Nov 9, '02Sounds great but not the norm! You must have a very progressive curriculum and I am so glad that your preceptor is "Awesome." That does not appear to be the norm in many cases. Good luck and congratulation, you sound like you will make a terrific nurse!
Nov 9, '02We attend clinicals twice a week. Each week we submit our goals for upcoming week. My goal is always... Do as many hands on procedures as I can do. When we get on the floor for clinicals, our instuctor tells them if there is something to be done she will find one of us. I really like this approach. If I am uncomfortable with something I say I need to do this or that again. I have never had a pt with a chest tube or drain so that is what I want. (When I write it down I feel like I am going to place my order for the flavor of the day:-) I know there are some things I will not get to do. I would like to work in critical care eventually but I feel as a new grad that I would be doing my pts an injustice not having experience, the assessment skills, and tuned up critical thinking skills to use in that type of situation. I may be a 4.0 student but that means I know how to test and have a good memory

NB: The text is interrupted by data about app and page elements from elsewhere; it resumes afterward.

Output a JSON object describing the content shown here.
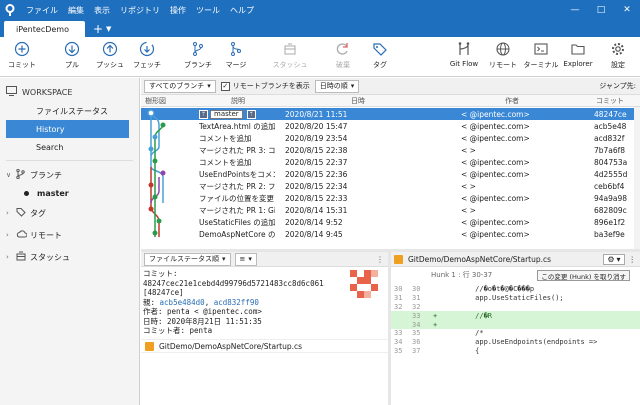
{
  "app": {
    "menu": [
      "ファイル",
      "編集",
      "表示",
      "リポジトリ",
      "操作",
      "ツール",
      "ヘルプ"
    ],
    "tab_title": "iPentecDemo"
  },
  "toolbar": {
    "commit": "コミット",
    "pull": "プル",
    "push": "プッシュ",
    "fetch": "フェッチ",
    "branch": "ブランチ",
    "merge": "マージ",
    "stash": "スタッシュ",
    "discard": "破棄",
    "tag": "タグ",
    "gitflow": "Git Flow",
    "remote": "リモート",
    "terminal": "ターミナル",
    "explorer": "Explorer",
    "settings": "設定"
  },
  "sidebar": {
    "workspace": "WORKSPACE",
    "items": [
      "ファイルステータス",
      "History",
      "Search"
    ],
    "selected": "History",
    "branches_label": "ブランチ",
    "branches": [
      "master"
    ],
    "tags_label": "タグ",
    "remotes_label": "リモート",
    "stash_label": "スタッシュ"
  },
  "filter": {
    "branches_dropdown": "すべてのブランチ",
    "show_remote_label": "リモートブランチを表示",
    "show_remote_checked": true,
    "order_dropdown": "日時の順",
    "jump": "ジャンプ先:"
  },
  "table": {
    "headers": {
      "graph": "樹形図",
      "desc": "説明",
      "date": "日時",
      "author": "作者",
      "commit": "コミット"
    },
    "rows": [
      {
        "desc": "master",
        "date": "2020/8/21 11:51",
        "author": "<      @ipentec.com>",
        "commit": "48247ce",
        "selected": true,
        "branch_tag": "master"
      },
      {
        "desc": "TextArea.html の追加",
        "date": "2020/8/20 15:47",
        "author": "<      @ipentec.com>",
        "commit": "acb5e48"
      },
      {
        "desc": "コメントを追加",
        "date": "2020/8/19 23:54",
        "author": "<      @ipentec.com>",
        "commit": "acd832f"
      },
      {
        "desc": "マージされた PR 3: コメント",
        "date": "2020/8/15 22:38",
        "author": "<      >",
        "commit": "7b7a6f8"
      },
      {
        "desc": "コメントを追加",
        "date": "2020/8/15 22:37",
        "author": "<      @ipentec.com>",
        "commit": "804753a"
      },
      {
        "desc": "UseEndPointsをコメント",
        "date": "2020/8/15 22:36",
        "author": "<      @ipentec.com>",
        "commit": "4d2555d"
      },
      {
        "desc": "マージされた PR 2: ファイル",
        "date": "2020/8/15 22:34",
        "author": "<      >",
        "commit": "ceb6bf4"
      },
      {
        "desc": "ファイルの位置を変更",
        "date": "2020/8/15 22:33",
        "author": "<      @ipentec.com>",
        "commit": "94a9a98"
      },
      {
        "desc": "マージされた PR 1: GitDe",
        "date": "2020/8/14 15:31",
        "author": "<      >",
        "commit": "682809c"
      },
      {
        "desc": "UseStaticFiles の追加",
        "date": "2020/8/14 9:52",
        "author": "<      @ipentec.com>",
        "commit": "896e1f2"
      },
      {
        "desc": "DemoAspNetCore の追加",
        "date": "2020/8/14 9:45",
        "author": "<      @ipentec.com>",
        "commit": "ba3ef9e"
      }
    ]
  },
  "left_panel": {
    "status_dropdown": "ファイルステータス順",
    "view_dropdown": "≡",
    "commit_label": "コミット:",
    "commit_hash": "48247cec21e1cebd4d99796d5721483cc8d6c061",
    "commit_short": "[48247ce]",
    "parents_label": "親:",
    "parent1": "acb5e484d0",
    "parent2": "acd832ff90",
    "author_line": "作者: penta <      @ipentec.com>",
    "date_line": "日時: 2020年8月21日 11:51:35",
    "committer_line": "コミット者: penta",
    "file": "GitDemo/DemoAspNetCore/Startup.cs"
  },
  "right_panel": {
    "file": "GitDemo/DemoAspNetCore/Startup.cs",
    "hunk": "Hunk 1 : 行 30-37",
    "hunk_button": "この変更 (Hunk) を取り消す",
    "lines": [
      {
        "n1": "30",
        "n2": "30",
        "code": "          //�o�t�@�C���p",
        "type": "ctx"
      },
      {
        "n1": "31",
        "n2": "31",
        "code": "          app.UseStaticFiles();",
        "type": "ctx"
      },
      {
        "n1": "32",
        "n2": "32",
        "code": "",
        "type": "ctx"
      },
      {
        "n1": "",
        "n2": "33",
        "code": "+         //�R",
        "type": "add"
      },
      {
        "n1": "",
        "n2": "34",
        "code": "+",
        "type": "add"
      },
      {
        "n1": "33",
        "n2": "35",
        "code": "          /*",
        "type": "ctx"
      },
      {
        "n1": "34",
        "n2": "36",
        "code": "          app.UseEndpoints(endpoints =>",
        "type": "ctx"
      },
      {
        "n1": "35",
        "n2": "37",
        "code": "          {",
        "type": "ctx"
      }
    ]
  },
  "colors": {
    "accent": "#1f6fbf",
    "selection": "#3a87d6"
  }
}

I know that I will make a darn good ICU nurse one day. Right now I need to prepare for that day.
Nov 9, '02Although we are only doing clinicals one day per week for now, we are able to participate in anything that walks through the door...just about. It's tough being a student, and wanting to perform skills, but the opportunities just don't arise! We have worked with vents, trachs, hanging blood, even got to watch a code.
Our instructor and hospital staff (well, some of them) are always eager to share their knowledge with us, and even ask us a few questions. We do more than just work on mannequins in a lab.
Nov 9, '02Originally posted by kelligrl
So I don't know if it's just my program, or just in Cali, or what, but I'm finishing up my ADN program (7 more da-ays, 7 more da-ays) and our last portion of clinical is a preceptorship with an RN in which I work her schedule (3 12's) for 3 1/2 weeks. I take her patient load (yep, all of it), she's just there to make sure I finish it all (procedures, meds, charting, review of orders, etc, etc)and that I don't get too overwhelmed. We're required to be able to handle sufficiently 75% of the RN load in order to pass. I feel it's giving me a way better idea of what to expect, and it's also kinda nice to have someone with experience to give you tips on time management, organization, etc. (Of course I may be biased because my preceptor is AWESOME!!) So do all programs get to do this, or should I feel lucky??
We are supervised just because ultimately, the responsability falls on the facility at the end of the day.
By the way, Kellie....CONGRATS!!!!!!!!!!!!!!!
I will be done in MAY!